▸ **What needs to be done**
Write out each line of the records that has "Watercolor" in it.

▸ **Records for this task**
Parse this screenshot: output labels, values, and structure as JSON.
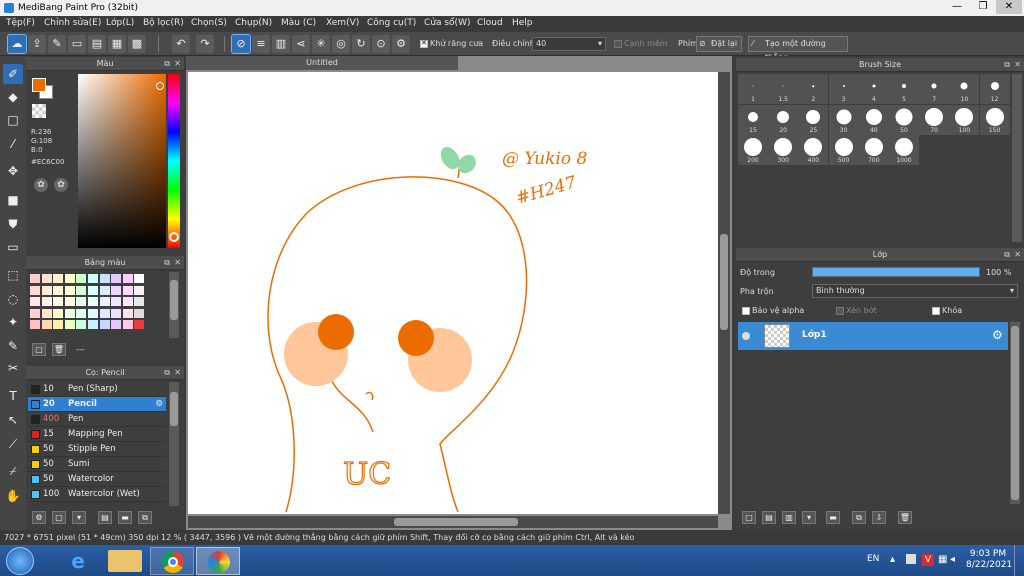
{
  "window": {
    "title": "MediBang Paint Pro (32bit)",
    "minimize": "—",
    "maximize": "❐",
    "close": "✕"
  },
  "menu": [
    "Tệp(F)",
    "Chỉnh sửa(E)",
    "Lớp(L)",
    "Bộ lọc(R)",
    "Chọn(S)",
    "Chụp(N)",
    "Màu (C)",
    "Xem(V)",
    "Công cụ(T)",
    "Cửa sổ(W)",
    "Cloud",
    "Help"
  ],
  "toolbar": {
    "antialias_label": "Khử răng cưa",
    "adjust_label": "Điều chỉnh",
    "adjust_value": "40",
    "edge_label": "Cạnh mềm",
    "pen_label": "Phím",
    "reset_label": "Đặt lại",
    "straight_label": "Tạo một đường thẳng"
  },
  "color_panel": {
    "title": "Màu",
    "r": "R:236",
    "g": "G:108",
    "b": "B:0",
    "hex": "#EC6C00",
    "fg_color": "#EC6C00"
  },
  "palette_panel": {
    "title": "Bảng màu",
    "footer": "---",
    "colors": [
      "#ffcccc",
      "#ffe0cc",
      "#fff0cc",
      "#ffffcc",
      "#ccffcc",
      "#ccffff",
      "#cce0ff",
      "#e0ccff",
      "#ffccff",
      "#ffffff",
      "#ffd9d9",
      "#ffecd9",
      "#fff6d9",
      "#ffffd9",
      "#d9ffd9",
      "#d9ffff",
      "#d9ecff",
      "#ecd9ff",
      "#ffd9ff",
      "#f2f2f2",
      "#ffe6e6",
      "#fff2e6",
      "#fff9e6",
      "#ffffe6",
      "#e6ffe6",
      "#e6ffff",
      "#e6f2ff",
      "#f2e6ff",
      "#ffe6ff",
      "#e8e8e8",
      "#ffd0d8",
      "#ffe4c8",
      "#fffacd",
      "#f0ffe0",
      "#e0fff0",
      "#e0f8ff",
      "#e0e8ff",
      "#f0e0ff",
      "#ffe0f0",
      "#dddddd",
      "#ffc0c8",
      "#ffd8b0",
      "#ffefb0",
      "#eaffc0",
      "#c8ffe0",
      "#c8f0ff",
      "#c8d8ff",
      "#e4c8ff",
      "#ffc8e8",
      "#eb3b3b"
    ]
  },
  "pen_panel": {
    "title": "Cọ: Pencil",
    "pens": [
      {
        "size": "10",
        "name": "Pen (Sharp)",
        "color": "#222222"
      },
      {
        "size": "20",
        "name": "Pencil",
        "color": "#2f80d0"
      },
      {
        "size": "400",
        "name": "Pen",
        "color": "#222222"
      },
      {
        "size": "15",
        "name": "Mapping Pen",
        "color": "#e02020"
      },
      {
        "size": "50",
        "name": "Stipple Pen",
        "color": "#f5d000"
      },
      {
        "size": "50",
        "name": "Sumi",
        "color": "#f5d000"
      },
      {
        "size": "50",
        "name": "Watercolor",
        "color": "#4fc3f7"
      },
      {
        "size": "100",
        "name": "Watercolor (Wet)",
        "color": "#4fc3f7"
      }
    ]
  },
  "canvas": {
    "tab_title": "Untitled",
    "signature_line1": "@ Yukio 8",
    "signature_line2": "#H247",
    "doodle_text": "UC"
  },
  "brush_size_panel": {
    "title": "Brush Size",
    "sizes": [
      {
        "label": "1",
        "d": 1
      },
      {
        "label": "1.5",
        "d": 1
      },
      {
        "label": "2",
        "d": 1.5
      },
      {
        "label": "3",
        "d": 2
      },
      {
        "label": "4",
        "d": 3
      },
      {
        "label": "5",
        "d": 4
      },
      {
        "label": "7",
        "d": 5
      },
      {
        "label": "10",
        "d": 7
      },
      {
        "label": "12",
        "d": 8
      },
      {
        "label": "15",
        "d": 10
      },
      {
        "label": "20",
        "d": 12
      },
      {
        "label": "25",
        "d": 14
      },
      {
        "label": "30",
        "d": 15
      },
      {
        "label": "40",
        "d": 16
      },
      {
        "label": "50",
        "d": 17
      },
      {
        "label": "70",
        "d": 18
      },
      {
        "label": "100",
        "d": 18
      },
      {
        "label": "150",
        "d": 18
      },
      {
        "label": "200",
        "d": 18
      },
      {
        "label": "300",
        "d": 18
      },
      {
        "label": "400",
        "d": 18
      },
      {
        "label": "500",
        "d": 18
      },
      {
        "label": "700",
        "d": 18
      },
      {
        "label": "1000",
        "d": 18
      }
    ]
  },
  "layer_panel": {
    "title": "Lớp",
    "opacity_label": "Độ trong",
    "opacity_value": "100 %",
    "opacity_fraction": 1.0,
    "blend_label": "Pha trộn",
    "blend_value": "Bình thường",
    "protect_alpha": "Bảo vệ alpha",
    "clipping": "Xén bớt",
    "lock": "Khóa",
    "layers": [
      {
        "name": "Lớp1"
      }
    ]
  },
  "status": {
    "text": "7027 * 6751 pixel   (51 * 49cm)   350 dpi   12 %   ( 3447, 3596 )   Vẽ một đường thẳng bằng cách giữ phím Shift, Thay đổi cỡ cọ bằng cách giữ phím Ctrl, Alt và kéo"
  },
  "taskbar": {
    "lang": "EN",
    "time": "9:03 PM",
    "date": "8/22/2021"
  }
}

▸ **Answer below**
        "name": "Watercolor",
        "name": "Watercolor (Wet)",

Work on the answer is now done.